- Your task:
Where in the entries below does "JSON" appear? Copy every line that has it.

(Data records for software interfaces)

________

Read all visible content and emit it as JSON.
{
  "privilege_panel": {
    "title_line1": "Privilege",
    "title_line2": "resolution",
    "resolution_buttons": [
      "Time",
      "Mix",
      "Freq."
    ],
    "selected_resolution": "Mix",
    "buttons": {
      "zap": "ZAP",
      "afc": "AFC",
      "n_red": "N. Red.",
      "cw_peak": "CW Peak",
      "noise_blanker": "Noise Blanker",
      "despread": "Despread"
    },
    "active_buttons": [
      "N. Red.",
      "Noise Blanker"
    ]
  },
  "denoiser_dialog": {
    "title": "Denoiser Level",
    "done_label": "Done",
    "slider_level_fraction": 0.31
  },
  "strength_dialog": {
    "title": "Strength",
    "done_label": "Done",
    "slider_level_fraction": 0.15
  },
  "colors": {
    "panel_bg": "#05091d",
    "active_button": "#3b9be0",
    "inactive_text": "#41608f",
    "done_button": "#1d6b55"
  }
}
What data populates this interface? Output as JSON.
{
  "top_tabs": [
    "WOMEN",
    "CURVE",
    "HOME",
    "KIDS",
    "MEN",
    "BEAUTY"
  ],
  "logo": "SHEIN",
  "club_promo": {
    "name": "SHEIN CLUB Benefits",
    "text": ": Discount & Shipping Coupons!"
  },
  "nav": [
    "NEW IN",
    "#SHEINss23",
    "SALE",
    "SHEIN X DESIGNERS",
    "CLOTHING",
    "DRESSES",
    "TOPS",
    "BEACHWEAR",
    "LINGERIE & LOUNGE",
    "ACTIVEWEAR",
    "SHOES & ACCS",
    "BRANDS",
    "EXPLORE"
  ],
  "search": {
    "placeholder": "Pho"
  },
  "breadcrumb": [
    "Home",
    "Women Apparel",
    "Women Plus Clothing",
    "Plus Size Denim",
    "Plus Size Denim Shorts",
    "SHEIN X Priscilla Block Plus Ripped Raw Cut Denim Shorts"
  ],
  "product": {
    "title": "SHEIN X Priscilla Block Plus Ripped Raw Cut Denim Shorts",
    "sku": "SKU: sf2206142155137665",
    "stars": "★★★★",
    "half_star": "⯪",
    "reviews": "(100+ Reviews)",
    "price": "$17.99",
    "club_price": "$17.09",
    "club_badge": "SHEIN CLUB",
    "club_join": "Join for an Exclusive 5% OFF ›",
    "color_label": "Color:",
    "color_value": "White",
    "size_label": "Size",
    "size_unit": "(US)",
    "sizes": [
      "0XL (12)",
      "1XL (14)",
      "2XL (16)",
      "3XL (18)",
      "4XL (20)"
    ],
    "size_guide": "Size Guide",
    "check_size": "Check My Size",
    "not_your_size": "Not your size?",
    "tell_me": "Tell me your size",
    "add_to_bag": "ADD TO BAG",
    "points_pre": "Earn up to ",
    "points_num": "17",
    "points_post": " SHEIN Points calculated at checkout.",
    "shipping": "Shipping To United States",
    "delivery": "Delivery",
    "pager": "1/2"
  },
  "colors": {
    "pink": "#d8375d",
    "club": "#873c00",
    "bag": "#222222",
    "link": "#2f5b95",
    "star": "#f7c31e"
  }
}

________

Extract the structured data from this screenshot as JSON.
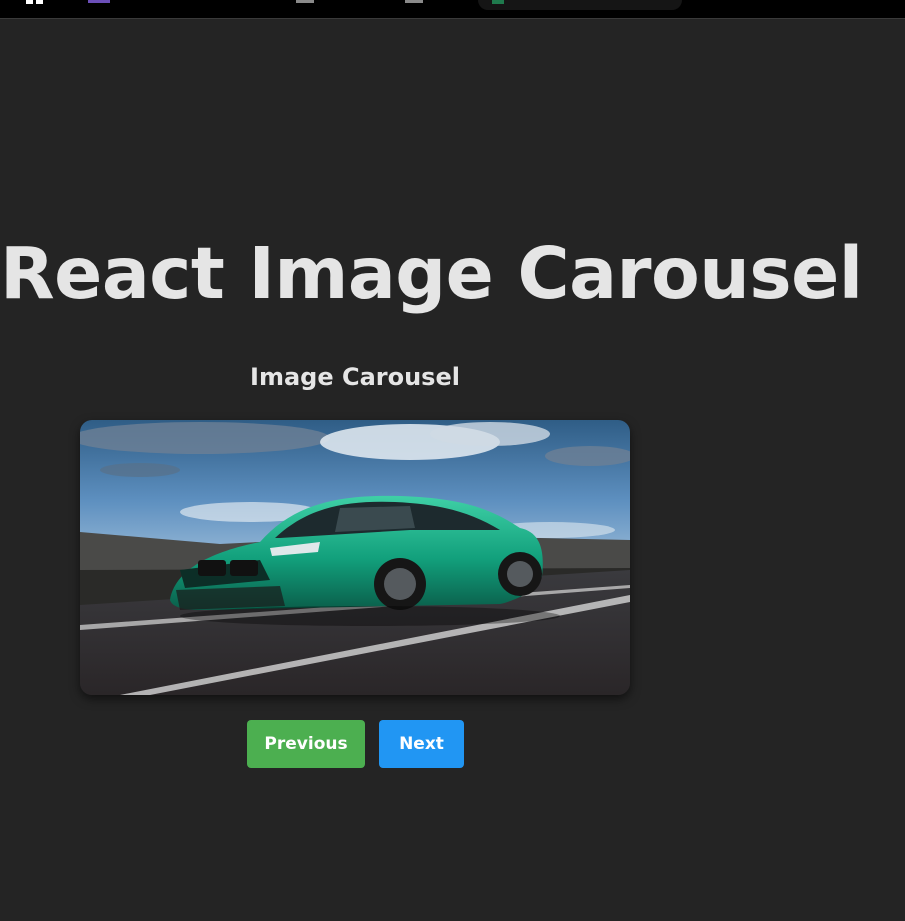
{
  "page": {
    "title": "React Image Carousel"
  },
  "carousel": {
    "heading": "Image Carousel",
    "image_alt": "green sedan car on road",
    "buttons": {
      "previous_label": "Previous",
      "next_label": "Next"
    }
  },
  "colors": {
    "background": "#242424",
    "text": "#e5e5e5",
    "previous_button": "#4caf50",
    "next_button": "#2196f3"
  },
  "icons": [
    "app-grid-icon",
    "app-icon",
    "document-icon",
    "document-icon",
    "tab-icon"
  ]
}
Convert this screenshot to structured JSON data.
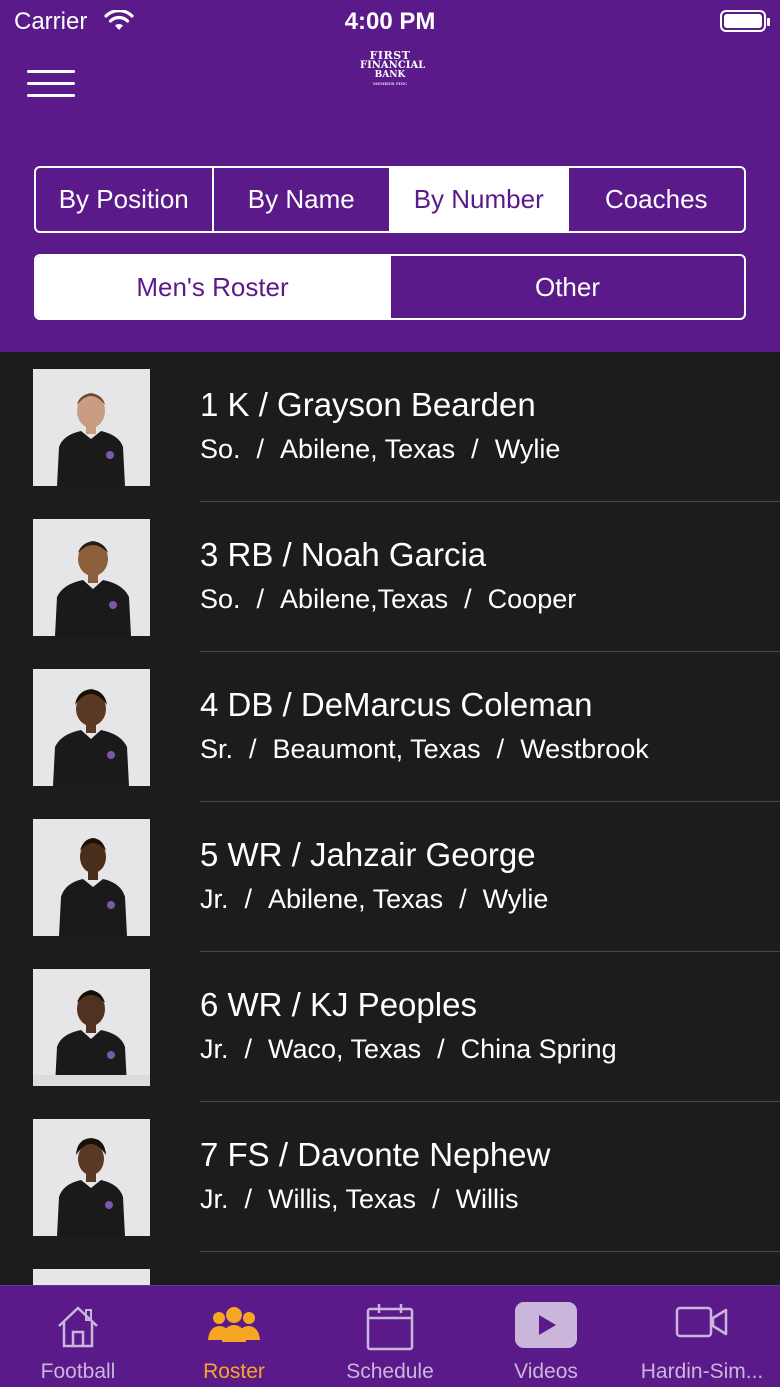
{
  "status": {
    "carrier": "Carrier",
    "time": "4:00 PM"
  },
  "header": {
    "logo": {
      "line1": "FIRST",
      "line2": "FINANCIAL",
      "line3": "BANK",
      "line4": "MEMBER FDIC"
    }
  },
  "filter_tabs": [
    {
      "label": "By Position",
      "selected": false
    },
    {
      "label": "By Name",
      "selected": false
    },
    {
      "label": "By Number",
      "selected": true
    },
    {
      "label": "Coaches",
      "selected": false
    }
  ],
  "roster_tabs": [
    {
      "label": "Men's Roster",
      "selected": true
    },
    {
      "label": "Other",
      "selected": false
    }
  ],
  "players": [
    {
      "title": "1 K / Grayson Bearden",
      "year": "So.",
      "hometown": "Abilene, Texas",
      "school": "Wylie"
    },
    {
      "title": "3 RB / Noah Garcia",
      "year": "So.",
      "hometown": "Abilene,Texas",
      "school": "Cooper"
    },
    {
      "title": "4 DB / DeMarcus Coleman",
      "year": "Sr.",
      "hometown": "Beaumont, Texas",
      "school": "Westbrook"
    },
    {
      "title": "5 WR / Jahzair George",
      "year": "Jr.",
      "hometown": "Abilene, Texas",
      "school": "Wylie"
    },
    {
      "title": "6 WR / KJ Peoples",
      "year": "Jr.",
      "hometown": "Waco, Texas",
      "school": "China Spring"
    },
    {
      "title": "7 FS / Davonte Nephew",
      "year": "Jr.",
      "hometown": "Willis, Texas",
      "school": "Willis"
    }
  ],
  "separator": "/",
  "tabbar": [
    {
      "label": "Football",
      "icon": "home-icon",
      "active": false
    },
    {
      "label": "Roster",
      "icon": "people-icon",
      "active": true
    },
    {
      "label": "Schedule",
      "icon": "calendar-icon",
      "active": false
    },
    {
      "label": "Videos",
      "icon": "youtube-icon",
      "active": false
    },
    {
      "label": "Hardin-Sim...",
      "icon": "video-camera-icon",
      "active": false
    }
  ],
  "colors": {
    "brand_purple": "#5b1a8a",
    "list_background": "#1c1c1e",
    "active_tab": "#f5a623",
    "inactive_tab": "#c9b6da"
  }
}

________

- Written solution:
Read all visible content and emit it as JSON.
What data populates this interface? Output as JSON.
Extract the structured data from this screenshot as JSON.
Convert this screenshot to structured JSON data.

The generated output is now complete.